Temperature changes are split up into a few different stages such as bedtime, initial sleep, and final sleep, which can all be adjusted to suit your preferences, and the next morning, the app will even ask for feedback, so you can help tune the Pod to give you a temp routine suited just for you. When the Pod’s temp is set up perfectly for you, it feels like the bed just radiates relaxation.
And about a month ago, Eight Sleep rolled out a new Smart Temp feature that uses the bed’s sensors to automatically adjust the Pod’s temp based on your sleep metrics that night, so you can fall asleep faster and stay asleep longer. That said, Smart Temp isn’t totally foolproof. One night it adjusted the temp on my wife’s side of the bed so low she actually woke up cold. Thankfully, that seemed to be a one-time mistake, because, after a little tweaking, we haven’t run into any issues since.
That said, my one gripe about Eight Sleep’s Sleep Score is that it penalizes you for laying in bed before or after sleeping, so if you like reading in bed before going to sleep, you’ll never get a perfect Sleep Score. It’s kind of annoying, but in the end, it doesn’t really detract from the Pod’s overall package.
After using the Eight Sleep Pod, it feels like we’ve entered into a new generation of beds. For some, seeing that many stats about your sleep may be overwhelming, but for me, the app provides feedback on how to get more out of my nightly naps, so I don’t spend the rest of the day tired and grumpy. Or at least when I don’t feel extra perky, at least I might know why.
Then, when you factor in the Active Grid’s water-filled tubes that can both heat and cool your bed, it’s like turning your bed into a little custom sleep cocoon. That extra level of temp control feels like precisely the thing I’ve wanted from regular beds all these years, and after spending a couple months with the Eight Sleep Pod, it’s incredibly hard to go back to standard dumb mattress. Honestly, depending on how attached you get to the Pod, falling asleep normally could actually become an issue if you travel frequently and spend a lot of time away from home.

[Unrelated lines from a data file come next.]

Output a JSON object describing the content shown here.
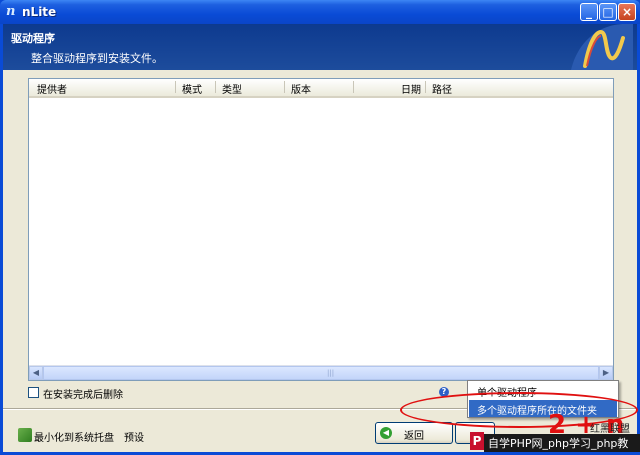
{
  "window": {
    "title": "nLite",
    "logo_glyph": "n"
  },
  "header": {
    "title": "驱动程序",
    "subtitle": "整合驱动程序到安装文件。"
  },
  "list": {
    "columns": [
      "提供者",
      "模式",
      "类型",
      "版本",
      "日期",
      "路径"
    ],
    "rows": []
  },
  "options": {
    "delete_after_install_label": "在安装完成后删除",
    "delete_after_install_checked": false
  },
  "footer": {
    "minimize_tray_label": "最小化到系统托盘",
    "preset_label": "预设",
    "back_button_label": "返回",
    "next_button_label": ""
  },
  "menu": {
    "items": [
      "单个驱动程序",
      "多个驱动程序所在的文件夹"
    ],
    "highlighted_index": 1
  },
  "watermark": {
    "text": "自学PHP网_php学习_php教",
    "brand": "红黑联盟",
    "red_mark": "2 + n"
  },
  "colors": {
    "titlebar": "#0a4bd6",
    "header": "#1d4c9c",
    "panel": "#ece9d8",
    "menu_highlight": "#316ac5",
    "annotation": "#e01010"
  }
}
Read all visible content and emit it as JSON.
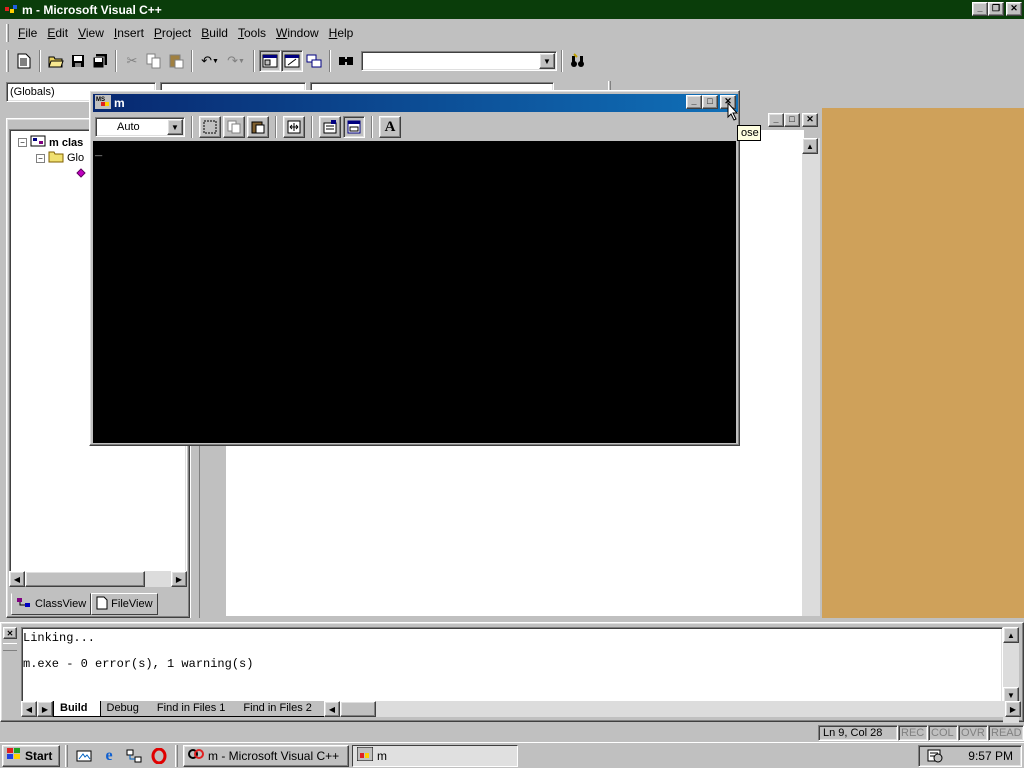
{
  "app": {
    "title": "m - Microsoft Visual C++"
  },
  "menu": [
    "File",
    "Edit",
    "View",
    "Insert",
    "Project",
    "Build",
    "Tools",
    "Window",
    "Help"
  ],
  "menu_mnemonic": [
    "F",
    "E",
    "V",
    "I",
    "P",
    "B",
    "T",
    "W",
    "H"
  ],
  "toolbar2": {
    "globals_combo": "(Globals)"
  },
  "workspace": {
    "root_label": "m clas",
    "folder_label": "Glo",
    "tabs": [
      "ClassView",
      "FileView"
    ]
  },
  "console": {
    "title": "m",
    "font_size": "Auto",
    "cursor": "_"
  },
  "tooltip": {
    "text": "ose"
  },
  "output": {
    "lines": [
      "Linking...",
      "",
      "m.exe - 0 error(s), 1 warning(s)"
    ],
    "tabs": [
      "Build",
      "Debug",
      "Find in Files 1",
      "Find in Files 2"
    ]
  },
  "status": {
    "position": "Ln 9, Col 28",
    "indicators": [
      "REC",
      "COL",
      "OVR",
      "READ"
    ]
  },
  "taskbar": {
    "start": "Start",
    "buttons": [
      "m - Microsoft Visual C++",
      "m"
    ],
    "clock": "9:57 PM"
  },
  "colors": {
    "titlebar": "#0a3d0a",
    "console_title": "#082870",
    "mdi_background": "#cfa15a"
  }
}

So is the Pod a bit more expensive than a standard foam mattress? Sure, but it’s way way smarter too. When compared to more expensive temperature control beds from legacy mattress makers like Sleep Number and Tempur-Pedic which have competing smart beds that cost around $4,000 or more, the Pod quickly begins to feel like a bargain.
In fact, I’m sort of mad, because I bought my Leesa mattress less than three years ago before smart beds really became a thing, and if I were going to do things over, I would have gladly paid more for something like the Pod. For me, the extra expense is totally worth it. Just set my mattress to -2 (with some automatic adjustments) and I’m a happy sleeper.
- After sleeping on the Eight Sleep Pod, going back to a dumb bed feels barbaric.
- The Pod works with a normal box spring or bed frame with slats, but you can go with Eight Sleep own Foundation frame if you want.
- Eight Sleep’s companion app is super easy to set up and use, while also letting you view all your sleep metrics and control the temperature of your bed.
- The Pod’s mattress is connected to a pump that heats and cools the water pumped into the bed, which has a small reservoir that needs to be refilled every three months or so.
- The water pump does make some noise (and even a gurgle or two when it starts up every night), but that sounds almost never rises above a faint hum or whirr.
- The Pod even has a smart alarm that lets the bed wake up with a combination of sound and temperature, and a tab that turns your phone into a white noise generator.
- The Pod’s water pump has a long power cable and a hose, so it’s relatively easy to stash in a corner or somewhere else out of the way.